For those of us who have weathered the storm, the future is looking much brighter.
I won’t dwell on the obvious positive effect of the return of the mutual sector for its sensible human underwriting counterpoint to the ‘computer says no’ negativity of the primary residential lenders. Or even the launch of new specialist lenders, all of which have been particularly positive.
But for me, and for the 10,000 intermediaries left out of the 40,000 in 2008, opportunities to build for the future are beginning to beckon. Having read a recent article by LSL Property Services’ David Copland on the need for lenders and brokers to work together in the wake of MMR, I would definitely concur with his premise that lenders and brokers have an opportunity to build closer ties.
MMR is a real game changer for many lenders, particularly those whose attitude to the intermediary market has been ambivalent, by running their own in-house sales and using the intermediary as a top up facility to be turned on and off at will to meet target.
There is now a clear choice to be made between taking on the costs of providing and being responsible for advice or working more closely with brokers to provide that service for clients.

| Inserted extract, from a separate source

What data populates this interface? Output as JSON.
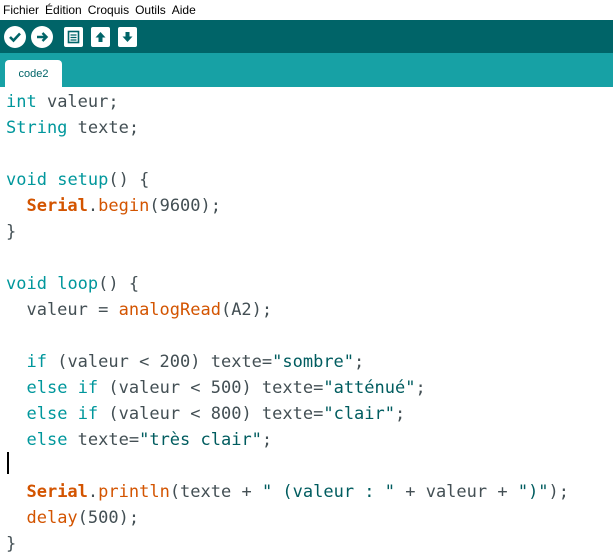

David argues that paying brokers to provide advice on retention products and the payment of initial and trail commission would be more beneficial for all concerned.

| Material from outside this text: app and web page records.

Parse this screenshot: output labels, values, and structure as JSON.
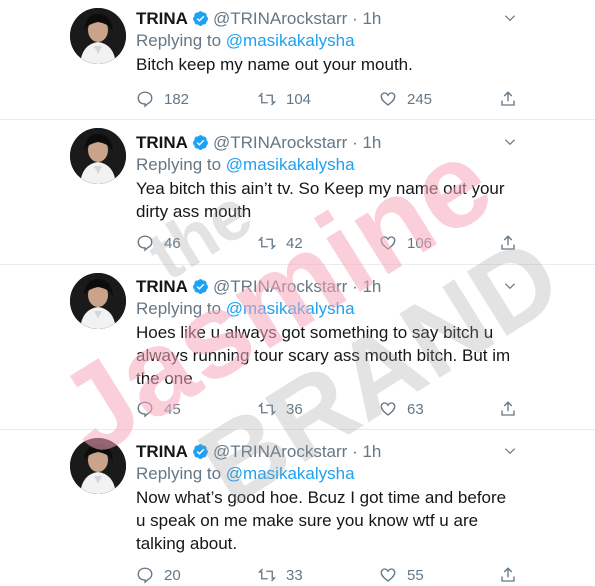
{
  "tweets": [
    {
      "name": "TRINA",
      "handle": "@TRINArockstarr",
      "dot": "·",
      "time": "1h",
      "replying_prefix": "Replying to",
      "replying_to": "@masikakalysha",
      "text": "Bitch keep my name out your mouth.",
      "replies": "182",
      "retweets": "104",
      "likes": "245"
    },
    {
      "name": "TRINA",
      "handle": "@TRINArockstarr",
      "dot": "·",
      "time": "1h",
      "replying_prefix": "Replying to",
      "replying_to": "@masikakalysha",
      "text": "Yea bitch this ain’t tv. So Keep my name out your dirty ass mouth",
      "replies": "46",
      "retweets": "42",
      "likes": "106"
    },
    {
      "name": "TRINA",
      "handle": "@TRINArockstarr",
      "dot": "·",
      "time": "1h",
      "replying_prefix": "Replying to",
      "replying_to": "@masikakalysha",
      "text": "Hoes like u always got something to say bitch u always running tour scary ass mouth bitch. But im the one",
      "replies": "45",
      "retweets": "36",
      "likes": "63"
    },
    {
      "name": "TRINA",
      "handle": "@TRINArockstarr",
      "dot": "·",
      "time": "1h",
      "replying_prefix": "Replying to",
      "replying_to": "@masikakalysha",
      "text": "Now what’s good hoe. Bcuz I got time and before u speak on me make sure you know wtf u are talking about.",
      "replies": "20",
      "retweets": "33",
      "likes": "55"
    }
  ],
  "watermark": {
    "line1": "the",
    "line2": "Jasmine",
    "line3": "BRAND"
  },
  "colors": {
    "text": "#14171a",
    "secondary": "#657786",
    "link": "#1da1f2",
    "verified": "#1da1f2",
    "separator": "#e6ecf0",
    "watermark_pink": "#f6a7b9",
    "watermark_gray": "#9a9a9a"
  },
  "icons": {
    "verified": "verified-badge-icon",
    "chevron": "chevron-down-icon",
    "reply": "reply-icon",
    "retweet": "retweet-icon",
    "like": "heart-icon",
    "share": "share-icon"
  }
}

I would add that brokers are much better placed to get a full picture of a client’s circumstances and net worth, which, particularly in the specialist field is critical to lenders.

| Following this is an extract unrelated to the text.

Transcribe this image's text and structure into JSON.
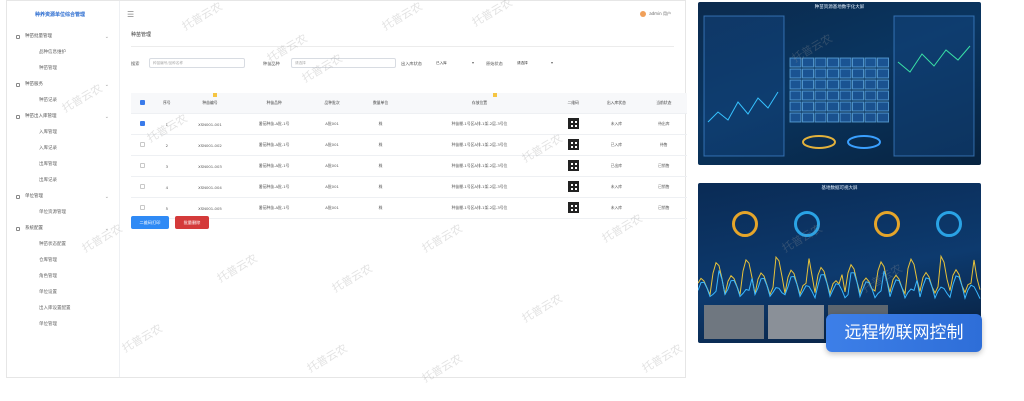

Forging stronger relationships with brokers and distributors would provide a full understanding of the client’s situation, enabling distributors like us to provide full documentation to lenders which has a knock on effect on turnaround times and service.
Ian Balfour is CEO of Solent Mortgage Services